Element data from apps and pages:
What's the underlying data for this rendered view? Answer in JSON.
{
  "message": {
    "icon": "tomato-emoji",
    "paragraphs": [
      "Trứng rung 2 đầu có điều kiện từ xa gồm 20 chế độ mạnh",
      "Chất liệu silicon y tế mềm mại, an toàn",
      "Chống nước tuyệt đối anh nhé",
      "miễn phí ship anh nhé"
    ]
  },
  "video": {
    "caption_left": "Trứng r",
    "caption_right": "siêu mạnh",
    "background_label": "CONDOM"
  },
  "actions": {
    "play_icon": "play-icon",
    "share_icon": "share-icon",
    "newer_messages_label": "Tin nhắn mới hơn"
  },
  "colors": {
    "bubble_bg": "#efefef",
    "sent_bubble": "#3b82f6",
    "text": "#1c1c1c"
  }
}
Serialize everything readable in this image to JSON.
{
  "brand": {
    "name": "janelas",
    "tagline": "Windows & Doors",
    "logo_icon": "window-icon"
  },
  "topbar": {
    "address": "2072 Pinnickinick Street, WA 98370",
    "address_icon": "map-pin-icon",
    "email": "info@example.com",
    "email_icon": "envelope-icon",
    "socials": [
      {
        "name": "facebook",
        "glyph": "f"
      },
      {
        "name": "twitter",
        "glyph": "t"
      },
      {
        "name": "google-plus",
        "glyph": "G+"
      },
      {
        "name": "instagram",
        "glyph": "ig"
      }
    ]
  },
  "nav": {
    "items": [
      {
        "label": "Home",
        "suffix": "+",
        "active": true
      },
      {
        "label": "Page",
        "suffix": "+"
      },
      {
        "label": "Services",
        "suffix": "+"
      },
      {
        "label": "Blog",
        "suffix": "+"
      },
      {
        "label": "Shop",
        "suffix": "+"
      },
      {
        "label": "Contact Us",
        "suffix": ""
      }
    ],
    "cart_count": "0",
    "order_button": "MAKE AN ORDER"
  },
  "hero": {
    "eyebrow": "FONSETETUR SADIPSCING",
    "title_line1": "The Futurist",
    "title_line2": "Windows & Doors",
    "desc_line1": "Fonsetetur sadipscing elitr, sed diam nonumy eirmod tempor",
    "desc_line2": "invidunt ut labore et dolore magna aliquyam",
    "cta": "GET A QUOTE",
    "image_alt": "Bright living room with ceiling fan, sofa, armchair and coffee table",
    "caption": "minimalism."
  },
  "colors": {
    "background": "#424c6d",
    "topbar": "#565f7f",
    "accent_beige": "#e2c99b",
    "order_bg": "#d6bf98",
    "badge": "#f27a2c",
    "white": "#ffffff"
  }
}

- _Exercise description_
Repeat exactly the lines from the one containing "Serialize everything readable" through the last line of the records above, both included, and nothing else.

- _Task answer_
Serialize everything readable in this image to JSON.
{
  "brand": {
    "name": "janelas",
    "tagline": "Windows & Doors",
    "logo_icon": "window-icon"
  },
  "topbar": {
    "address": "2072 Pinnickinick Street, WA 98370",
    "address_icon": "map-pin-icon",
    "email": "info@example.com",
    "email_icon": "envelope-icon",
    "socials": [
      {
        "name": "facebook",
        "glyph": "f"
      },
      {
        "name": "twitter",
        "glyph": "t"
      },
      {
        "name": "google-plus",
        "glyph": "G+"
      },
      {
        "name": "instagram",
        "glyph": "ig"
      }
    ]
  },
  "nav": {
    "items": [
      {
        "label": "Home",
        "suffix": "+",
        "active": true
      },
      {
        "label": "Page",
        "suffix": "+"
      },
      {
        "label": "Services",
        "suffix": "+"
      },
      {
        "label": "Blog",
        "suffix": "+"
      },
      {
        "label": "Shop",
        "suffix": "+"
      },
      {
        "label": "Contact Us",
        "suffix": ""
      }
    ],
    "cart_count": "0",
    "order_button": "MAKE AN ORDER"
  },
  "hero": {
    "eyebrow": "FONSETETUR SADIPSCING",
    "title_line1": "The Futurist",
    "title_line2": "Windows & Doors",
    "desc_line1": "Fonsetetur sadipscing elitr, sed diam nonumy eirmod tempor",
    "desc_line2": "invidunt ut labore et dolore magna aliquyam",
    "cta": "GET A QUOTE",
    "image_alt": "Bright living room with ceiling fan, sofa, armchair and coffee table",
    "caption": "minimalism."
  },
  "colors": {
    "background": "#424c6d",
    "topbar": "#565f7f",
    "accent_beige": "#e2c99b",
    "order_bg": "#d6bf98",
    "badge": "#f27a2c",
    "white": "#ffffff"
  }
}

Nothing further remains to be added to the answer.